It didn’t help that my estrogen levels spiked. I started bleeding again, and along with period pain came more self-hate. This struggle to get through each day with my body sporadically giving up on me made my mother realise how much I needed the top surgery. She went out of her way to set up a meeting with my doctor to understand what they could do to help ease my dysphoria. On learning of the surgical policy and its benefits to my mental health, my mother, who had grown less apprehensive over time, encouraged me to take the next step. I had already been on testosterone for over a year by then and was finally eligible for double mastectomy.

After consulting a plastic surgeon, I found myself back at the hospital with my mother in tow. I was a little nervous, but who isn’t right before surgery? But my euphoria had taken over my nerves. “This is it! This is the moment you’ve been waiting for all your life,” I told myself. On May 16, 2017, at the age of 20, I finally got my top surgery successfully done. The surgery that cost 1.5 lakh lasted for 12 long hours. I was sent home the same day, my chest bandaged. I felt at ease for the first time in 20 years. I didn’t need to hide myself anymore.

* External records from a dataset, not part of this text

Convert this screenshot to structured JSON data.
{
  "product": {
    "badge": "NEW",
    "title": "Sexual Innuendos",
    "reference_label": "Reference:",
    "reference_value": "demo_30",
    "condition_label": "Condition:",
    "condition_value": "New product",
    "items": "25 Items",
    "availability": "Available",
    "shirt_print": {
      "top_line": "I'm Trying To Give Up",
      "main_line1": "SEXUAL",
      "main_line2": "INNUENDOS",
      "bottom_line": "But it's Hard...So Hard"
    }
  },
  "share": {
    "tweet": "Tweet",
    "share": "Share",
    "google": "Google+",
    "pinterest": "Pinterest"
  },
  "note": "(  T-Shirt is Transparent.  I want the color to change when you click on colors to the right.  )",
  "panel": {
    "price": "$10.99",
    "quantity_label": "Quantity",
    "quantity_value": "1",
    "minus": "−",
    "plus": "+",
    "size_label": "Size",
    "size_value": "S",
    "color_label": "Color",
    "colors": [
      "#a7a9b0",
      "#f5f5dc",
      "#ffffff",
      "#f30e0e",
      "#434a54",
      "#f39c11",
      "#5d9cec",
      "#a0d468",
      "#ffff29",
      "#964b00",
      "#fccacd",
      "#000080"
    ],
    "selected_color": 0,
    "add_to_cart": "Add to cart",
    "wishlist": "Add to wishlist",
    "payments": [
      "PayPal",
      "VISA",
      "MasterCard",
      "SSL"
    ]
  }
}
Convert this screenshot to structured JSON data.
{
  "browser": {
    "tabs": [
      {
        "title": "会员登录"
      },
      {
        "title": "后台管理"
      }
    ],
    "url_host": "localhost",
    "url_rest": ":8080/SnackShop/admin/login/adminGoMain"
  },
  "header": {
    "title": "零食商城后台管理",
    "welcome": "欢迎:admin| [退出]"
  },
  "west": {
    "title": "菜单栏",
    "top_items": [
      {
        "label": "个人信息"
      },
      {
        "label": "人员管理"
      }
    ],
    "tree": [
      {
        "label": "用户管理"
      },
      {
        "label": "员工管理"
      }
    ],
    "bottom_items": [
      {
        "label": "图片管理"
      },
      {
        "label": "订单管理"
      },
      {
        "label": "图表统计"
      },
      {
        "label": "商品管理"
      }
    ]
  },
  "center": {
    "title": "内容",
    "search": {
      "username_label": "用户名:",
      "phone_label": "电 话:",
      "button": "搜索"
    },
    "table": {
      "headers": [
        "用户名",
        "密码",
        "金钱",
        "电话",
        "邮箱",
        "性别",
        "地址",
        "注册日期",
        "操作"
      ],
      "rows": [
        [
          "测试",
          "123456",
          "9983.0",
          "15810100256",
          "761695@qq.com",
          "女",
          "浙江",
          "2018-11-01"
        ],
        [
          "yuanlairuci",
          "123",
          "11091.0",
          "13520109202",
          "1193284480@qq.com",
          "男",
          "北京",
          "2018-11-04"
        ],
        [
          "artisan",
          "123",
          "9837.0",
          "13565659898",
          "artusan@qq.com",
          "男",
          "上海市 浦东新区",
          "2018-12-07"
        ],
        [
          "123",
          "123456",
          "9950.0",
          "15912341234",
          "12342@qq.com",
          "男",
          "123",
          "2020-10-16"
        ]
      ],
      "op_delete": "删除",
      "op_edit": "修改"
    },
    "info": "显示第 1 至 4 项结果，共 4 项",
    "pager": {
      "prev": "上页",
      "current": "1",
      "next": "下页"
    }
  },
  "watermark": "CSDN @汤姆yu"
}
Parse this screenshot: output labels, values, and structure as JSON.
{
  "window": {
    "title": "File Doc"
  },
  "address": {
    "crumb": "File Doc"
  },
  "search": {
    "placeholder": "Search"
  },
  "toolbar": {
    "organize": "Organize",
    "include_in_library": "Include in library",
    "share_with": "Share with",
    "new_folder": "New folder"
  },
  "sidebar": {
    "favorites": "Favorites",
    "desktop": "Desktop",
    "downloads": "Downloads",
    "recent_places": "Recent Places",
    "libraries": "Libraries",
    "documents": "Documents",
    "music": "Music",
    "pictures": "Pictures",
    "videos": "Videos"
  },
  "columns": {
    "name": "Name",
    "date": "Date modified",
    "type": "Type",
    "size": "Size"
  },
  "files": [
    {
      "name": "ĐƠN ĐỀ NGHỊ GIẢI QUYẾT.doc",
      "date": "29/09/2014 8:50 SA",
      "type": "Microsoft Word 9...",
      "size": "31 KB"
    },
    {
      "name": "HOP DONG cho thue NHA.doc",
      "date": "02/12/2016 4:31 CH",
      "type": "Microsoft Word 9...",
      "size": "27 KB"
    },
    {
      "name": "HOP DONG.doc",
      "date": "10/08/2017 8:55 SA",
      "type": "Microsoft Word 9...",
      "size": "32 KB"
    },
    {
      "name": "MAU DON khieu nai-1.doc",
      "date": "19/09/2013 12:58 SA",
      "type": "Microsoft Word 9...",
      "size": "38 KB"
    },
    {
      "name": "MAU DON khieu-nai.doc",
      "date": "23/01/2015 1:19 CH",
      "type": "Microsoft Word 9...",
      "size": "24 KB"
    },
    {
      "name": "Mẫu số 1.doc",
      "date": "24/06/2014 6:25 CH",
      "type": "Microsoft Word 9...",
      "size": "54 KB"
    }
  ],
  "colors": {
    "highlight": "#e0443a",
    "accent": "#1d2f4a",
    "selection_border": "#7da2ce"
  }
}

My name at last seemed to align with my body; people had no choice but to call me by my name now.

Twenty days later, when I was back at the clinic to take off my bandages, I cried when they held the mirror in front of me. For the first time, I saw a body I knew I was meant to be in. The scars across my chest were symbolic of my victory, my perseverance. They were the marks of my mother’s endless support and my father’s struggle to understand me. After years of self-doubt and breakdowns, the unwanted discomfort and dysphoria, the rejection from society for who I was, I finally felt liberated.

I was now eligible to change my gender marker from female to male. Without further delay, I went ahead and officiated my prolonged identity as well. At 20, I had officially gone from Alisha D’Souza, F to Alvin D’Souza, M and the sense of freedom, of belongingness was surreal. 

My name at last seemed to align with my body; people had no choice but to call me by my name now. Even those who had initially shunned me, were now opening up to the new identity. However, some older aunties insist on calling me Alisha. It’s jarring but I’ve learned to tune them out. A few relatives have cut off all ties with my family and me. To them, we are an abomination. But their biases only made it easier for us to let go. I could finally learn to love myself, my body. I had made it. 

Transitioning is more than a physical journey, it’s an emotional one too. It affects more lives than one. Yes, I got what I wanted, but the real winners were my friends and family who did not cease to love me, even when uncertain of the changes to come. 

It’s been two years since my surgery, since the last time I looked in the mirror and asked, “Why me?” Today, I look at the world in the eye and say, “This is me.”

As told to Mavis D’Silva